The virus, closely related to one previously found only in mice, was found in cancerous prostates removed from men with a certain genetic defect. The researchers, with the University of California, San Francisco and the Cleveland Clinic, warn that they have not discovered any links between the virus and prostate cancer, but they were nonetheless excited about prospects for future research.
"It is a very exciting discovery," said Dr. Eric Klein of the Cleveland Clinic, who will present the findings Friday at an American Society of Clinical Oncology prostate symposium in San Francisco. "There is now a suggestion that prostate cancer could be caused by an infectious disease."
Infectious disease-causing viruses are already blamed for causing some liver cancers and cervical cancer. That has planted nagging suspicions in the minds of scientists that some diseases may play important roles alongside genetics, environment and chance in causing breast, stomach and several other forms of cancer.

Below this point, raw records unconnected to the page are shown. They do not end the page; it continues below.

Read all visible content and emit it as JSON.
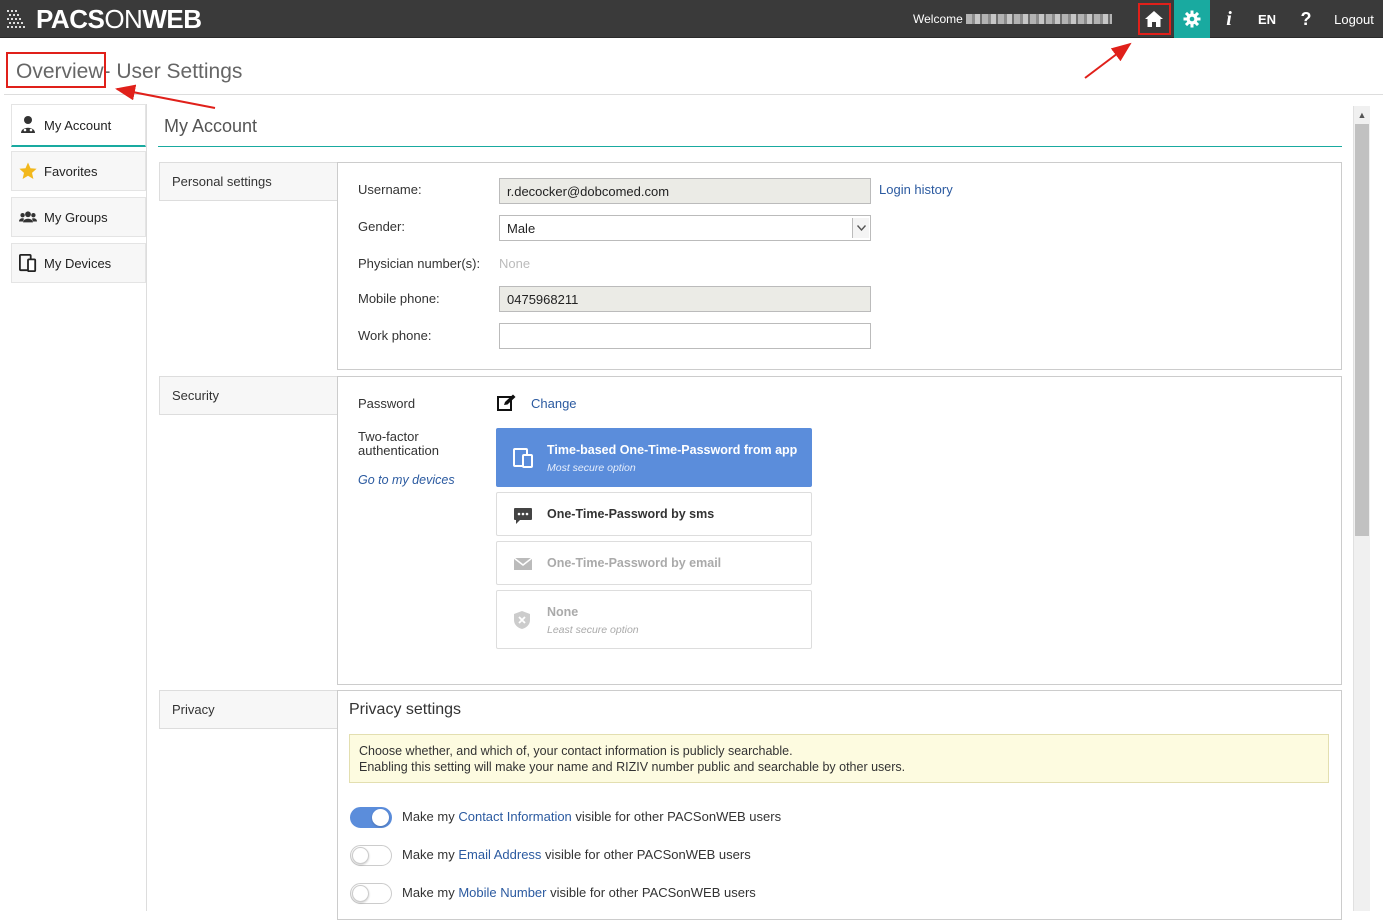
{
  "topbar": {
    "logo_text_bold1": "PACS",
    "logo_text_light": "ON",
    "logo_text_bold2": "WEB",
    "welcome_label": "Welcome",
    "lang_label": "EN",
    "info_label": "i",
    "help_label": "?",
    "logout_label": "Logout",
    "accent": "#19aaa0"
  },
  "header": {
    "title_part1": "Overview",
    "title_part2": " - User Settings"
  },
  "sidebar": {
    "items": [
      {
        "label": "My Account",
        "icon": "user-icon",
        "active": true
      },
      {
        "label": "Favorites",
        "icon": "star-icon",
        "active": false
      },
      {
        "label": "My Groups",
        "icon": "group-icon",
        "active": false
      },
      {
        "label": "My Devices",
        "icon": "devices-icon",
        "active": false
      }
    ]
  },
  "main": {
    "title": "My Account",
    "personal": {
      "section_label": "Personal settings",
      "username_label": "Username:",
      "username_value": "r.decocker@dobcomed.com",
      "login_history_label": "Login history",
      "gender_label": "Gender:",
      "gender_value": "Male",
      "physician_label": "Physician number(s):",
      "physician_value": "None",
      "mobile_label": "Mobile phone:",
      "mobile_value": "0475968211",
      "work_label": "Work phone:",
      "work_value": ""
    },
    "security": {
      "section_label": "Security",
      "password_label": "Password",
      "change_label": "Change",
      "twofactor_label_line1": "Two-factor",
      "twofactor_label_line2": "authentication",
      "go_devices_label": "Go to my devices",
      "options": [
        {
          "title": "Time-based One-Time-Password from app",
          "subtitle": "Most secure option",
          "icon": "device-icon",
          "selected": true,
          "disabled": false
        },
        {
          "title": "One-Time-Password by sms",
          "subtitle": "",
          "icon": "chat-icon",
          "selected": false,
          "disabled": false
        },
        {
          "title": "One-Time-Password by email",
          "subtitle": "",
          "icon": "mail-icon",
          "selected": false,
          "disabled": true
        },
        {
          "title": "None",
          "subtitle": "Least secure option",
          "icon": "shield-x-icon",
          "selected": false,
          "disabled": true
        }
      ]
    },
    "privacy": {
      "section_label": "Privacy",
      "title": "Privacy settings",
      "note_line1": "Choose whether, and which of, your contact information is publicly searchable.",
      "note_line2": "Enabling this setting will make your name and RIZIV number public and searchable by other users.",
      "toggles": [
        {
          "prefix": "Make my ",
          "link": "Contact Information",
          "suffix": " visible for other PACSonWEB users",
          "on": true
        },
        {
          "prefix": "Make my ",
          "link": "Email Address",
          "suffix": " visible for other PACSonWEB users",
          "on": false
        },
        {
          "prefix": "Make my ",
          "link": "Mobile Number",
          "suffix": " visible for other PACSonWEB users",
          "on": false
        }
      ]
    }
  }
}
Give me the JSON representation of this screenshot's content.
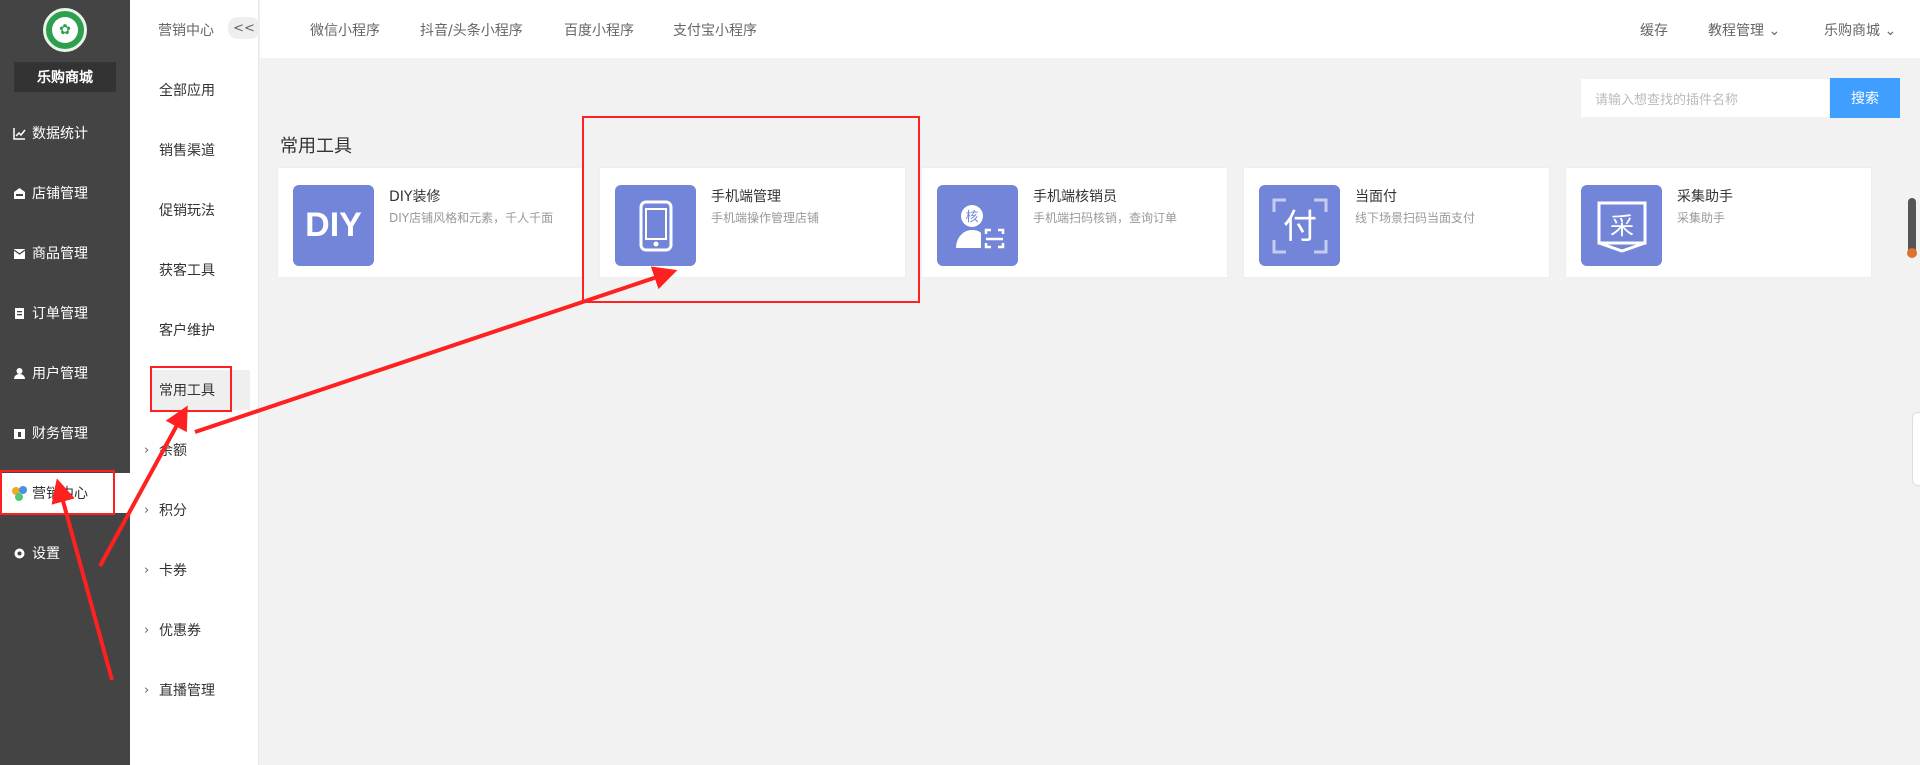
{
  "sidebar": {
    "shop_name": "乐购商城",
    "items": [
      {
        "label": "数据统计",
        "icon": "chart-line-icon"
      },
      {
        "label": "店铺管理",
        "icon": "store-icon"
      },
      {
        "label": "商品管理",
        "icon": "package-icon"
      },
      {
        "label": "订单管理",
        "icon": "clipboard-icon"
      },
      {
        "label": "用户管理",
        "icon": "user-icon"
      },
      {
        "label": "财务管理",
        "icon": "wallet-icon"
      },
      {
        "label": "营销中心",
        "icon": "marketing-icon"
      },
      {
        "label": "设置",
        "icon": "gear-icon"
      }
    ]
  },
  "subnav": {
    "title": "营销中心",
    "collapse_label": "<<",
    "items": [
      {
        "label": "全部应用"
      },
      {
        "label": "销售渠道"
      },
      {
        "label": "促销玩法"
      },
      {
        "label": "获客工具"
      },
      {
        "label": "客户维护"
      },
      {
        "label": "常用工具"
      },
      {
        "label": "余额"
      },
      {
        "label": "积分"
      },
      {
        "label": "卡券"
      },
      {
        "label": "优惠券"
      },
      {
        "label": "直播管理"
      }
    ]
  },
  "topbar": {
    "tabs": [
      "微信小程序",
      "抖音/头条小程序",
      "百度小程序",
      "支付宝小程序"
    ],
    "cache": "缓存",
    "tutorial": "教程管理",
    "shop": "乐购商城"
  },
  "search": {
    "placeholder": "请输入想查找的插件名称",
    "button": "搜索"
  },
  "section_title": "常用工具",
  "cards": [
    {
      "name": "DIY装修",
      "desc": "DIY店铺风格和元素，千人千面",
      "icon_text": "DIY",
      "icon": "diy-icon"
    },
    {
      "name": "手机端管理",
      "desc": "手机端操作管理店铺",
      "icon_text": "",
      "icon": "mobile-phone-icon"
    },
    {
      "name": "手机端核销员",
      "desc": "手机端扫码核销，查询订单",
      "icon_text": "核",
      "icon": "verify-user-icon"
    },
    {
      "name": "当面付",
      "desc": "线下场景扫码当面支付",
      "icon_text": "付",
      "icon": "pay-icon"
    },
    {
      "name": "采集助手",
      "desc": "采集助手",
      "icon_text": "采",
      "icon": "collect-icon"
    }
  ],
  "colors": {
    "sidebar_bg": "#444444",
    "accent_blue": "#409eff",
    "card_icon": "#7285d9",
    "highlight_red": "#ff2020"
  }
}
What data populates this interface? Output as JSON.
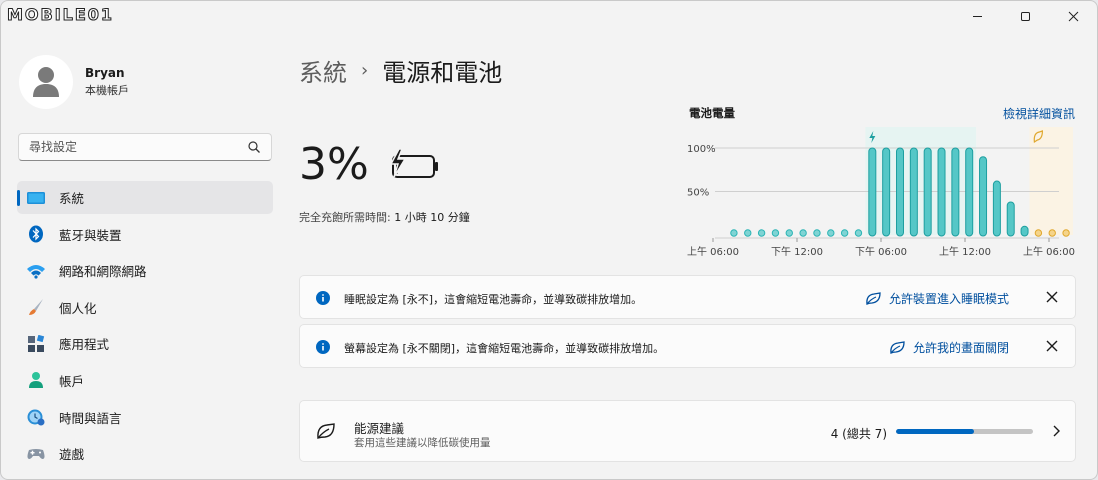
{
  "watermark": {
    "brand": "MOBILE01"
  },
  "window": {
    "controls": [
      "minimize",
      "maximize",
      "close"
    ]
  },
  "user": {
    "name": "Bryan",
    "account_type": "本機帳戶"
  },
  "search": {
    "placeholder": "尋找設定"
  },
  "nav": {
    "items": [
      {
        "label": "系統",
        "icon": "system-icon",
        "active": true,
        "color": "#0078d4"
      },
      {
        "label": "藍牙與裝置",
        "icon": "bluetooth-icon",
        "color": "#0067c0"
      },
      {
        "label": "網路和網際網路",
        "icon": "wifi-icon",
        "color": "#0a85d9"
      },
      {
        "label": "個人化",
        "icon": "brush-icon",
        "color": "#e07a3f"
      },
      {
        "label": "應用程式",
        "icon": "apps-icon",
        "color": "#3a4a5e"
      },
      {
        "label": "帳戶",
        "icon": "account-icon",
        "color": "#1fb28a"
      },
      {
        "label": "時間與語言",
        "icon": "clock-globe-icon",
        "color": "#2a8fd6"
      },
      {
        "label": "遊戲",
        "icon": "gamepad-icon",
        "color": "#7a8796"
      }
    ]
  },
  "breadcrumb": {
    "parent": "系統",
    "separator": "›",
    "current": "電源和電池"
  },
  "battery": {
    "percent_text": "3%",
    "level": 0.03,
    "charging": true,
    "time_label": "完全充飽所需時間:",
    "time_value": "1 小時 10 分鐘"
  },
  "chart_data": {
    "type": "bar",
    "title": "電池電量",
    "link": "檢視詳細資訊",
    "y_ticks": [
      "100%",
      "50%"
    ],
    "ylim": [
      0,
      100
    ],
    "x_ticks": [
      "上午 06:00",
      "下午 12:00",
      "下午 06:00",
      "上午 12:00",
      "上午 06:00"
    ],
    "values": [
      3,
      3,
      3,
      3,
      3,
      3,
      3,
      3,
      3,
      3,
      100,
      100,
      100,
      100,
      100,
      100,
      100,
      100,
      90,
      62,
      38,
      10,
      3,
      3,
      3
    ],
    "charging_window": [
      10,
      17
    ],
    "projected_window": [
      22,
      24
    ],
    "series_color": "#2cb5b5",
    "projected_color": "#e0a82e"
  },
  "notices": [
    {
      "message": "睡眠設定為 [永不]，這會縮短電池壽命，並導致碳排放增加。",
      "action": "允許裝置進入睡眠模式"
    },
    {
      "message": "螢幕設定為 [永不關閉]，這會縮短電池壽命，並導致碳排放增加。",
      "action": "允許我的畫面關閉"
    }
  ],
  "energy": {
    "title": "能源建議",
    "subtitle": "套用這些建議以降低碳使用量",
    "count_text": "4 (總共 7)",
    "progress": 0.57
  },
  "colors": {
    "accent": "#0067c0",
    "link": "#004f9e"
  }
}
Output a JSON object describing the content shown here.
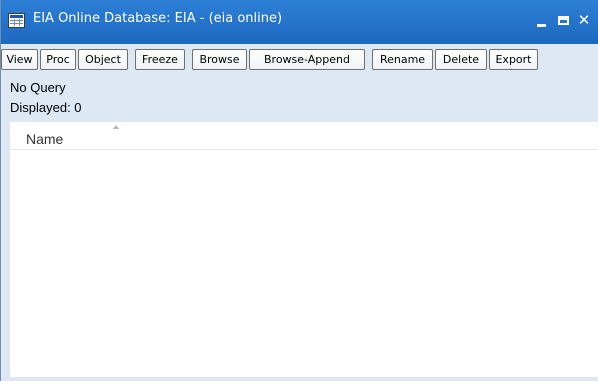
{
  "window": {
    "title": "EIA Online Database: EIA - (eia online)",
    "icon": "table-grid-icon",
    "controls": {
      "minimize": "minimize-icon",
      "maximize": "maximize-icon",
      "close": "✕"
    }
  },
  "toolbar": {
    "buttons": [
      {
        "label": "View"
      },
      {
        "label": "Proc"
      },
      {
        "label": "Object"
      },
      {
        "label": "Freeze"
      },
      {
        "label": "Browse"
      },
      {
        "label": "Browse-Append"
      },
      {
        "label": "Rename"
      },
      {
        "label": "Delete"
      },
      {
        "label": "Export"
      }
    ]
  },
  "status": {
    "query": "No Query",
    "displayed": "Displayed: 0"
  },
  "list": {
    "columns": [
      {
        "label": "Name",
        "sort_icon": "sort-ascending-icon"
      }
    ],
    "rows": []
  },
  "colors": {
    "titlebar": "#1e69c0",
    "chrome": "#dde8f3",
    "list_background": "#ffffff"
  }
}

Researchers are not sure how the virus infected people, but suspect it has been passed on genetically for thousands of years.
"This is a class of virus no one would have looked for in prostate cancer," said UCSF researcher Joe DeRisi, who developed the so-called "gene chip" that made the discovery. DeRisi's chip contains 20,000 snippets of vital genetic material from every known virus. It is the same chip that confirmed a previously undiscovered virus in the cold family that caused the SARS outbreak three years ago.
After hearing of that success, Klein sent samples of 86 cancerous prostates he removed from patients to DeRisi. DeRisi then placed DNA from the cancerous tissues on the chip, and DNA from eight of 20 patients with two copies of a mutated gene matched with DNA from the mouse virus.
The gene is a vital cog in the body's defense system, coding for an enzyme that helps kill invading viruses. The men with the mutated genes make fewer such enzymes than those with normal versions of the gene.
The virus was found in just one of the 66 other patients, suggesting that genetics play a significant role in the virus' connection to cancer.
The researchers said they will now test hundreds more prostate patients and are developing a diagnostic tool to test for the virus in the blood. That way they could test thousands of patients and non-patients alike and figure out if there is any link between prostate cancer and the virus, which causes cancer in mice.
The researchers also want to determine how widespread the virus is in humans and whether it is exclusive to prostate patients. Prostate cancer is the most frequent cancer and the second leading cause of death among men older than 50.
Others are expected to look for other potential viral links to prostate cancer beyond the well-trod investigative areas of environmental, racial and genetic backgrounds. Prostate cancer, for instance is found more often as men age, among blacks and the overweight than in the general populations. There also are hereditary links to prostate cancer.
Now, researchers have another, potential viral suspect to investigate.
"We haven't really been thinking along those lines," said Dr. Anthony Zietman, a radiation oncologist at Massachusetts General Hospital. "This is an interesting finding that will take us off in a whole new direction."